[Source data]
########################################
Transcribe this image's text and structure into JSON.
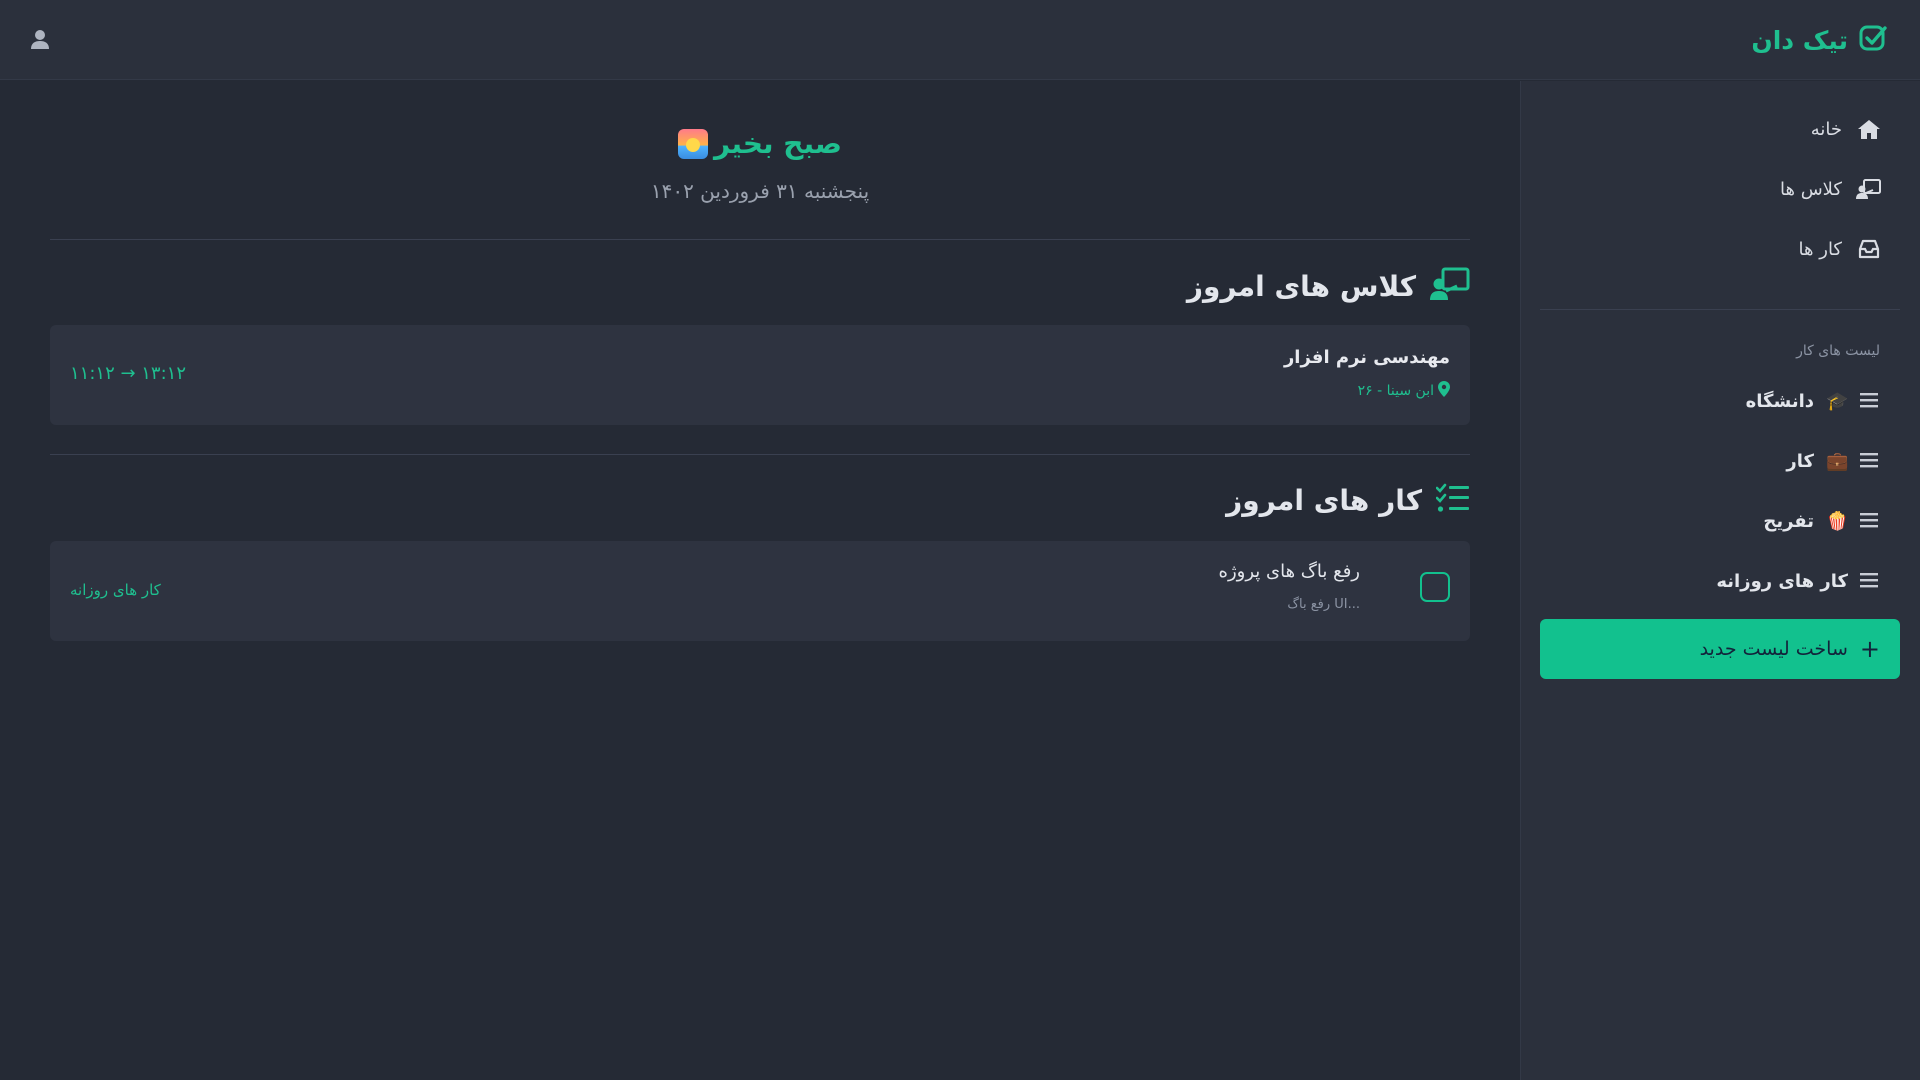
{
  "app": {
    "brand": "تیک دان",
    "accent": "#12c18e"
  },
  "header": {
    "user_icon": "user-icon"
  },
  "sidebar": {
    "nav": [
      {
        "label": "خانه",
        "icon": "home-icon"
      },
      {
        "label": "کلاس ها",
        "icon": "teacher-icon"
      },
      {
        "label": "کار ها",
        "icon": "inbox-icon"
      }
    ],
    "section_label": "لیست های کار",
    "lists": [
      {
        "label": "دانشگاه",
        "emoji": "🎓"
      },
      {
        "label": "کار",
        "emoji": "💼"
      },
      {
        "label": "تفریح",
        "emoji": "🍿"
      },
      {
        "label": "کار های روزانه",
        "emoji": ""
      }
    ],
    "new_list_label": "ساخت لیست جدید",
    "new_list_plus": "+"
  },
  "main": {
    "greeting": "صبح بخیر",
    "date": "پنجشنبه ۳۱ فروردین ۱۴۰۲",
    "classes_title": "کلاس های امروز",
    "classes": [
      {
        "name": "مهندسی نرم افزار",
        "location": "ابن سینا - ۲۶",
        "time": "۱۱:۱۲ → ۱۳:۱۲"
      }
    ],
    "tasks_title": "کار های امروز",
    "tasks": [
      {
        "title": "رفع باگ های پروژه",
        "subtitle": "رفع باگ UI...",
        "list": "کار های روزانه"
      }
    ]
  }
}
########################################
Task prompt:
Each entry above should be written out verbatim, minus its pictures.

Answer box:
Transcribe this image's text and structure into JSON.
{
  "app": {
    "brand": "تیک دان",
    "accent": "#12c18e"
  },
  "header": {
    "user_icon": "user-icon"
  },
  "sidebar": {
    "nav": [
      {
        "label": "خانه",
        "icon": "home-icon"
      },
      {
        "label": "کلاس ها",
        "icon": "teacher-icon"
      },
      {
        "label": "کار ها",
        "icon": "inbox-icon"
      }
    ],
    "section_label": "لیست های کار",
    "lists": [
      {
        "label": "دانشگاه",
        "emoji": "🎓"
      },
      {
        "label": "کار",
        "emoji": "💼"
      },
      {
        "label": "تفریح",
        "emoji": "🍿"
      },
      {
        "label": "کار های روزانه",
        "emoji": ""
      }
    ],
    "new_list_label": "ساخت لیست جدید",
    "new_list_plus": "+"
  },
  "main": {
    "greeting": "صبح بخیر",
    "date": "پنجشنبه ۳۱ فروردین ۱۴۰۲",
    "classes_title": "کلاس های امروز",
    "classes": [
      {
        "name": "مهندسی نرم افزار",
        "location": "ابن سینا - ۲۶",
        "time": "۱۱:۱۲ → ۱۳:۱۲"
      }
    ],
    "tasks_title": "کار های امروز",
    "tasks": [
      {
        "title": "رفع باگ های پروژه",
        "subtitle": "رفع باگ UI...",
        "list": "کار های روزانه"
      }
    ]
  }
}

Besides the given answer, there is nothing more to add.